- It comprises a medallion, a certificate, and a cash prize of Rs 25 lakh.
- Arjuna Award:
- It was instituted in 1961 by the Government of India to recognise outstanding achievement in national sports events.
- It is given for good performance over a period of previous four years and showing qualities of leadership, sportsmanship and a sense of discipline.
- The award carries a cash prize of Rs 15 lakh, a bronze statue of Arjuna and a scroll of honour.
- Dronacharya Award:
- It wasinstituted in 1985 by the Government of India to recognise excellence in sports coaching.
- It is given to coaches for doing outstanding and meritorious work on a consistent basis and enabling sportspersons to excel in International events.
- It carries a cash prize of Rs 15 lakh, a bronze statue of Dronacharya and a scroll of honour.
- Dhyan Chand Award:
- It was institutedin the year 2002 and comprises a Dhyan Chand statuette, a cash prize of Rs 10 lakh, a certificate and a ceremonial dress.
- It is given to honour sportspersons who have contributed to sports by their performance and continue to contribute to promotion of sports events after their retirement.
- Maulana Abul Kalam Azad Trophy:
- It was instituted in the year 1956-1957.
- It is for university-level sports performances.
- It is given to a university for “top performance in the inter-university tournaments” over the period of the last one year.
- Rashtriya Khel Protsahan Puruskar:
- It was instituted in the year 2009
- It is given to corporate entities (both in private and public sector), sports control boards, NGOs including sports bodies at the State and National level who have played a visible role in the area of sports promotion and development.
Government Initiatives for Sports Development:
- Khelo India Scheme.
- National Sports Development Fund.

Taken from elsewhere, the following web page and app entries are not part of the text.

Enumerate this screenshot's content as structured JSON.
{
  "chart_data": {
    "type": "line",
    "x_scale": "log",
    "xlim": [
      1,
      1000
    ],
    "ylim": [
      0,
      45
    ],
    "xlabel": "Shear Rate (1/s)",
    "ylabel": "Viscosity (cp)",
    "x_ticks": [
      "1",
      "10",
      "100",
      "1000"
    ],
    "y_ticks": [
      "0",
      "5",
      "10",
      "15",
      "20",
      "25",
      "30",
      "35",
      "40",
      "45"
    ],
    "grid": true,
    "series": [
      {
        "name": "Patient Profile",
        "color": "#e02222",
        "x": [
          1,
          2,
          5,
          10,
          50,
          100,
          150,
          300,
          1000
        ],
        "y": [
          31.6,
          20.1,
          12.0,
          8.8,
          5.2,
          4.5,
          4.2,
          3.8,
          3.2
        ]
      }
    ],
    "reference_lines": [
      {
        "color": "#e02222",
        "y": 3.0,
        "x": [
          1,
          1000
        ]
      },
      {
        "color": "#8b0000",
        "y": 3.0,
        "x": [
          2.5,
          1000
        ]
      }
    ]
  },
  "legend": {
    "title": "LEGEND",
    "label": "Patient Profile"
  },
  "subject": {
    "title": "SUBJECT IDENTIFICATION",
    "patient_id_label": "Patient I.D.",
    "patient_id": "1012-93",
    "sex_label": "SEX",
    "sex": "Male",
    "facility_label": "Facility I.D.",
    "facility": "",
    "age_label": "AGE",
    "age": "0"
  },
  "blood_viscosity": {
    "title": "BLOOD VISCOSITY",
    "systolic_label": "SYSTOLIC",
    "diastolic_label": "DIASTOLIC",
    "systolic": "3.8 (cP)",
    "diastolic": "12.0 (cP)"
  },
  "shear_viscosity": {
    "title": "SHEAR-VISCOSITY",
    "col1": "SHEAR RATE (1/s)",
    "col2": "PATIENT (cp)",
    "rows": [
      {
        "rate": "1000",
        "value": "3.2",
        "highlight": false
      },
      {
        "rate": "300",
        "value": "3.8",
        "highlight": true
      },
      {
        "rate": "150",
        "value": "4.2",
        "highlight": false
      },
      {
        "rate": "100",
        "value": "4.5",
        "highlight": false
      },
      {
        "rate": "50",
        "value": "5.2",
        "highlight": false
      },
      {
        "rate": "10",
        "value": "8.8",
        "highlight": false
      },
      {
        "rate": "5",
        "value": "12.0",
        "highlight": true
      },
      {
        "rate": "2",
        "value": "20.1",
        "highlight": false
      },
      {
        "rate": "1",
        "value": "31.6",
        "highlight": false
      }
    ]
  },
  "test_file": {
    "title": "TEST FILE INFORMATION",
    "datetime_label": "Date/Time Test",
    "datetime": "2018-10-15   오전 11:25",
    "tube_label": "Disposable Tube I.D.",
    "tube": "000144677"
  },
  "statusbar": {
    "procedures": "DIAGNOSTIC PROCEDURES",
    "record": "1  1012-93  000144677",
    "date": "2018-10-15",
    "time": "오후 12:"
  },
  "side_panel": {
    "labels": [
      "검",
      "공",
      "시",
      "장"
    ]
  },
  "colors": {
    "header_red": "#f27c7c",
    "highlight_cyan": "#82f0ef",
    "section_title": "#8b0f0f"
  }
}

- The National Sports Talent Contest (NSTC) Scheme.
- Sports Authority of India Training Centres Scheme (STC).
- Special Area Games (SAG) Scheme.